## WHAT IS REQUIRED
Skip any image you find and restate the rest of the data word for word.

—————

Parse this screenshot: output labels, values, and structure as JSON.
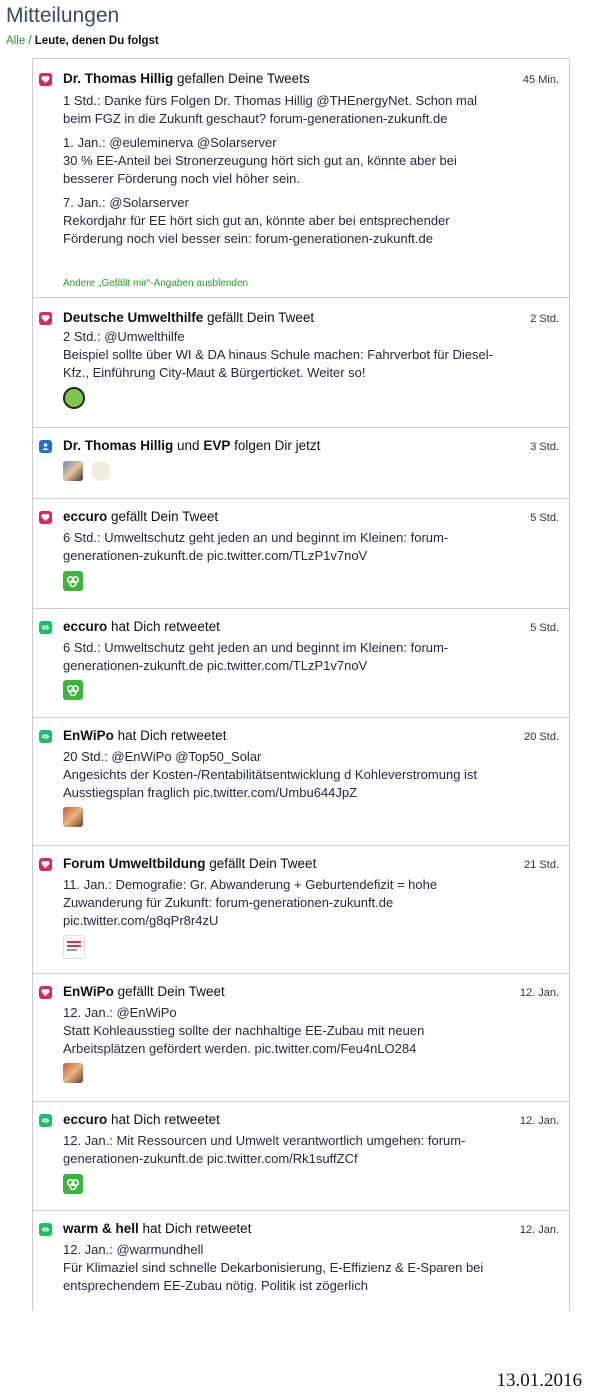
{
  "header": {
    "title": "Mitteilungen",
    "filter_all": "Alle",
    "filter_separator": "/",
    "filter_following": "Leute, denen Du folgst"
  },
  "items": [
    {
      "type": "like",
      "actor": "Dr. Thomas Hillig",
      "action": " gefallen Deine Tweets",
      "time": "45 Min.",
      "paragraphs": [
        "1 Std.: Danke fürs Folgen Dr. Thomas Hillig @THEnergyNet. Schon mal beim FGZ in die Zukunft geschaut? forum-generationen-zukunft.de",
        "1. Jan.: @euleminerva @Solarserver\n30 % EE-Anteil bei Stronerzeugung hört sich gut an, könnte aber bei besserer Förderung noch viel höher sein.",
        "7. Jan.: @Solarserver\nRekordjahr für EE hört sich gut an, könnte aber bei entsprechender Förderung noch viel besser sein: forum-generationen-zukunft.de"
      ],
      "hide_link": "Andere „Gefällt mir“-Angaben ausblenden"
    },
    {
      "type": "like",
      "actor": "Deutsche Umwelthilfe",
      "action": " gefällt Dein Tweet",
      "time": "2 Std.",
      "paragraphs": [
        "2 Std.: @Umwelthilfe\nBeispiel sollte über WI & DA hinaus Schule machen: Fahrverbot für Diesel-Kfz., Einführung City-Maut & Bürgerticket. Weiter so!"
      ]
    },
    {
      "type": "follow",
      "actor": "Dr. Thomas Hillig",
      "action_mid": " und ",
      "actor2": "EVP",
      "action": " folgen Dir jetzt",
      "time": "3 Std."
    },
    {
      "type": "like",
      "actor": "eccuro",
      "action": " gefällt Dein Tweet",
      "time": "5 Std.",
      "paragraphs": [
        "6 Std.: Umweltschutz geht jeden an und beginnt im Kleinen: forum-generationen-zukunft.de pic.twitter.com/TLzP1v7noV"
      ]
    },
    {
      "type": "rt",
      "actor": "eccuro",
      "action": " hat Dich retweetet",
      "time": "5 Std.",
      "paragraphs": [
        "6 Std.: Umweltschutz geht jeden an und beginnt im Kleinen: forum-generationen-zukunft.de pic.twitter.com/TLzP1v7noV"
      ]
    },
    {
      "type": "rt",
      "actor": "EnWiPo",
      "action": " hat Dich retweetet",
      "time": "20 Std.",
      "paragraphs": [
        "20 Std.: @EnWiPo @Top50_Solar\nAngesichts der Kosten-/Rentabilitätsentwicklung d Kohleverstromung ist Ausstiegsplan fraglich pic.twitter.com/Umbu644JpZ"
      ]
    },
    {
      "type": "like",
      "actor": "Forum Umweltbildung",
      "action": " gefällt Dein Tweet",
      "time": "21 Std.",
      "paragraphs": [
        "11. Jan.: Demografie: Gr. Abwanderung + Geburtendefizit = hohe Zuwanderung für Zukunft: forum-generationen-zukunft.de pic.twitter.com/g8qPr8r4zU"
      ]
    },
    {
      "type": "like",
      "actor": "EnWiPo",
      "action": " gefällt Dein Tweet",
      "time": "12. Jan.",
      "paragraphs": [
        "12. Jan.: @EnWiPo\nStatt Kohleausstieg sollte der nachhaltige EE-Zubau mit neuen Arbeitsplätzen gefördert werden. pic.twitter.com/Feu4nLO284"
      ]
    },
    {
      "type": "rt",
      "actor": "eccuro",
      "action": " hat Dich retweetet",
      "time": "12. Jan.",
      "paragraphs": [
        "12. Jan.: Mit Ressourcen und Umwelt verantwortlich umgehen: forum-generationen-zukunft.de pic.twitter.com/Rk1suffZCf"
      ]
    },
    {
      "type": "rt",
      "actor": "warm & hell",
      "action": " hat Dich retweetet",
      "time": "12. Jan.",
      "paragraphs": [
        "12. Jan.: @warmundhell\nFür Klimaziel  sind schnelle Dekarbonisierung, E-Effizienz & E-Sparen bei entsprechendem EE-Zubau nötig. Politik ist zögerlich"
      ]
    }
  ],
  "stamp_date": "13.01.2016",
  "colors": {
    "like": "#e0245e",
    "follow": "#1b6fd1",
    "retweet": "#19bf64",
    "link_green": "#2a9a2a"
  }
}
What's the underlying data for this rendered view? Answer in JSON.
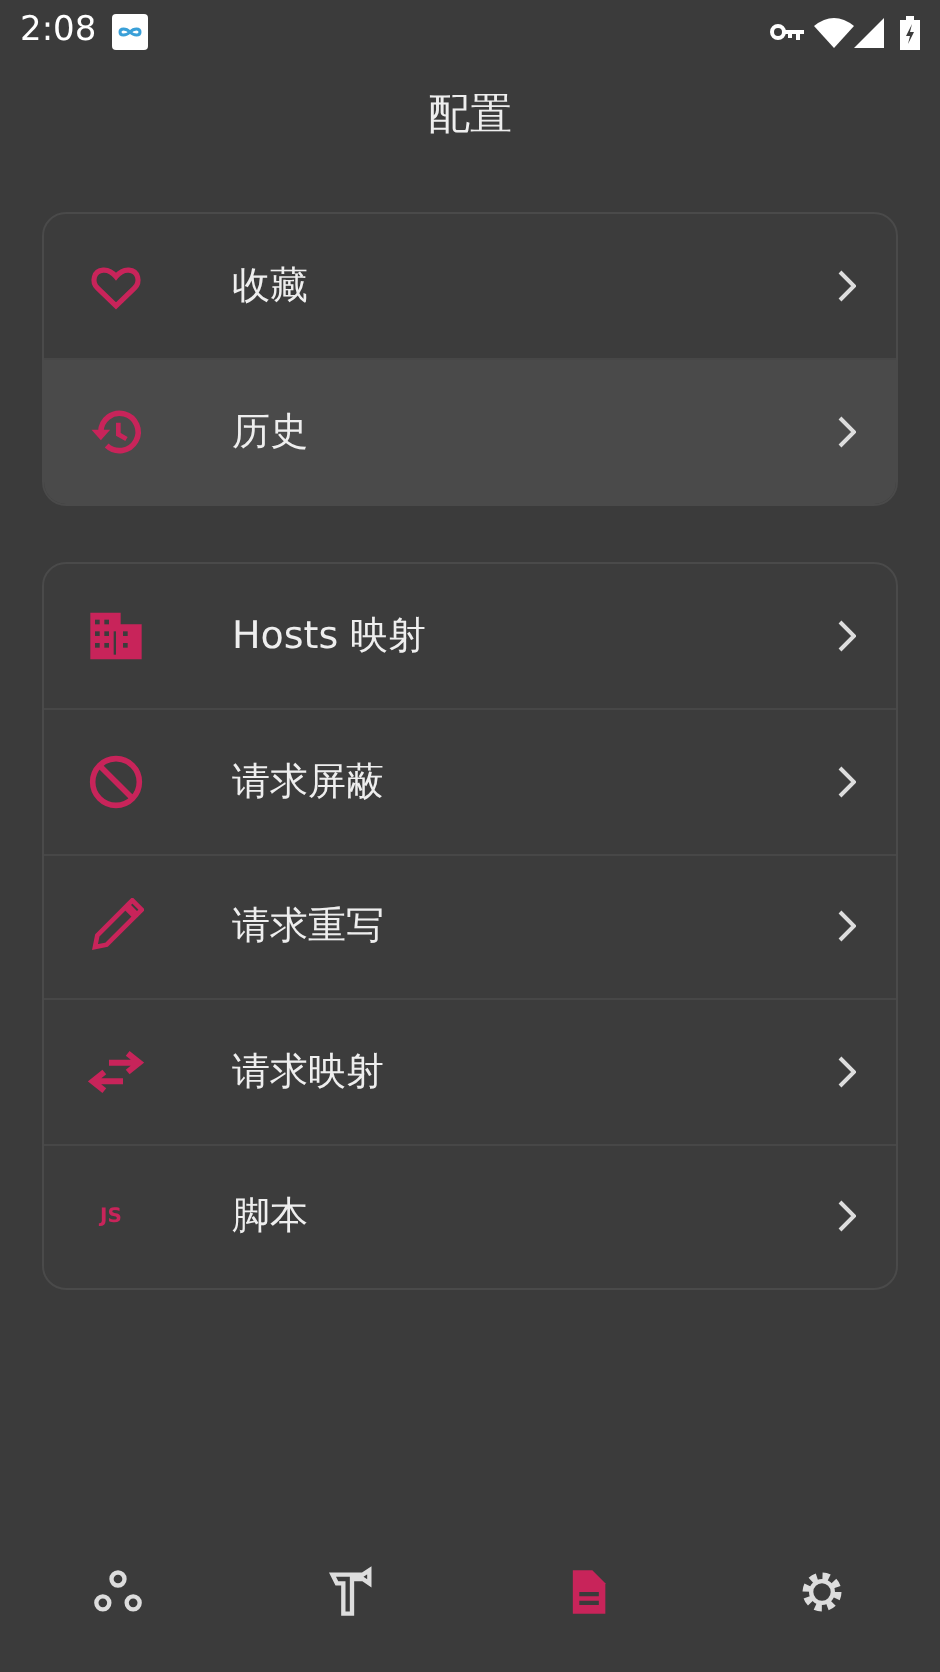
{
  "status_bar": {
    "time": "2:08"
  },
  "title": "配置",
  "groups": [
    {
      "items": [
        {
          "label": "收藏",
          "highlighted": false
        },
        {
          "label": "历史",
          "highlighted": true
        }
      ]
    },
    {
      "items": [
        {
          "label": "Hosts 映射",
          "highlighted": false
        },
        {
          "label": "请求屏蔽",
          "highlighted": false
        },
        {
          "label": "请求重写",
          "highlighted": false
        },
        {
          "label": "请求映射",
          "highlighted": false
        },
        {
          "icon_text": "JS",
          "label": "脚本",
          "highlighted": false
        }
      ]
    }
  ],
  "bottom_nav": [
    {
      "selected": false
    },
    {
      "selected": false
    },
    {
      "selected": true
    },
    {
      "selected": false
    }
  ]
}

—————

## YOUR RESPONSE
Parse this screenshot: output labels, values, and structure as JSON.
{
  "header": {
    "title": "Mitteilungen",
    "filter_all": "Alle",
    "filter_separator": "/",
    "filter_following": "Leute, denen Du folgst"
  },
  "items": [
    {
      "type": "like",
      "actor": "Dr. Thomas Hillig",
      "action": " gefallen Deine Tweets",
      "time": "45 Min.",
      "paragraphs": [
        "1 Std.: Danke fürs Folgen Dr. Thomas Hillig @THEnergyNet. Schon mal beim FGZ in die Zukunft geschaut? forum-generationen-zukunft.de",
        "1. Jan.: @euleminerva @Solarserver\n30 % EE-Anteil bei Stronerzeugung hört sich gut an, könnte aber bei besserer Förderung noch viel höher sein.",
        "7. Jan.: @Solarserver\nRekordjahr für EE hört sich gut an, könnte aber bei entsprechender Förderung noch viel besser sein: forum-generationen-zukunft.de"
      ],
      "hide_link": "Andere „Gefällt mir“-Angaben ausblenden"
    },
    {
      "type": "like",
      "actor": "Deutsche Umwelthilfe",
      "action": " gefällt Dein Tweet",
      "time": "2 Std.",
      "paragraphs": [
        "2 Std.: @Umwelthilfe\nBeispiel sollte über WI & DA hinaus Schule machen: Fahrverbot für Diesel-Kfz., Einführung City-Maut & Bürgerticket. Weiter so!"
      ]
    },
    {
      "type": "follow",
      "actor": "Dr. Thomas Hillig",
      "action_mid": " und ",
      "actor2": "EVP",
      "action": " folgen Dir jetzt",
      "time": "3 Std."
    },
    {
      "type": "like",
      "actor": "eccuro",
      "action": " gefällt Dein Tweet",
      "time": "5 Std.",
      "paragraphs": [
        "6 Std.: Umweltschutz geht jeden an und beginnt im Kleinen: forum-generationen-zukunft.de pic.twitter.com/TLzP1v7noV"
      ]
    },
    {
      "type": "rt",
      "actor": "eccuro",
      "action": " hat Dich retweetet",
      "time": "5 Std.",
      "paragraphs": [
        "6 Std.: Umweltschutz geht jeden an und beginnt im Kleinen: forum-generationen-zukunft.de pic.twitter.com/TLzP1v7noV"
      ]
    },
    {
      "type": "rt",
      "actor": "EnWiPo",
      "action": " hat Dich retweetet",
      "time": "20 Std.",
      "paragraphs": [
        "20 Std.: @EnWiPo @Top50_Solar\nAngesichts der Kosten-/Rentabilitätsentwicklung d Kohleverstromung ist Ausstiegsplan fraglich pic.twitter.com/Umbu644JpZ"
      ]
    },
    {
      "type": "like",
      "actor": "Forum Umweltbildung",
      "action": " gefällt Dein Tweet",
      "time": "21 Std.",
      "paragraphs": [
        "11. Jan.: Demografie: Gr. Abwanderung + Geburtendefizit = hohe Zuwanderung für Zukunft: forum-generationen-zukunft.de pic.twitter.com/g8qPr8r4zU"
      ]
    },
    {
      "type": "like",
      "actor": "EnWiPo",
      "action": " gefällt Dein Tweet",
      "time": "12. Jan.",
      "paragraphs": [
        "12. Jan.: @EnWiPo\nStatt Kohleausstieg sollte der nachhaltige EE-Zubau mit neuen Arbeitsplätzen gefördert werden. pic.twitter.com/Feu4nLO284"
      ]
    },
    {
      "type": "rt",
      "actor": "eccuro",
      "action": " hat Dich retweetet",
      "time": "12. Jan.",
      "paragraphs": [
        "12. Jan.: Mit Ressourcen und Umwelt verantwortlich umgehen: forum-generationen-zukunft.de pic.twitter.com/Rk1suffZCf"
      ]
    },
    {
      "type": "rt",
      "actor": "warm & hell",
      "action": " hat Dich retweetet",
      "time": "12. Jan.",
      "paragraphs": [
        "12. Jan.: @warmundhell\nFür Klimaziel  sind schnelle Dekarbonisierung, E-Effizienz & E-Sparen bei entsprechendem EE-Zubau nötig. Politik ist zögerlich"
      ]
    }
  ],
  "stamp_date": "13.01.2016",
  "colors": {
    "like": "#e0245e",
    "follow": "#1b6fd1",
    "retweet": "#19bf64",
    "link_green": "#2a9a2a"
  }
}
What's the underlying data for this rendered view? Answer in JSON.
{
  "status_bar": {
    "time": "2:08"
  },
  "title": "配置",
  "groups": [
    {
      "items": [
        {
          "label": "收藏",
          "highlighted": false
        },
        {
          "label": "历史",
          "highlighted": true
        }
      ]
    },
    {
      "items": [
        {
          "label": "Hosts 映射",
          "highlighted": false
        },
        {
          "label": "请求屏蔽",
          "highlighted": false
        },
        {
          "label": "请求重写",
          "highlighted": false
        },
        {
          "label": "请求映射",
          "highlighted": false
        },
        {
          "icon_text": "JS",
          "label": "脚本",
          "highlighted": false
        }
      ]
    }
  ],
  "bottom_nav": [
    {
      "selected": false
    },
    {
      "selected": false
    },
    {
      "selected": true
    },
    {
      "selected": false
    }
  ]
}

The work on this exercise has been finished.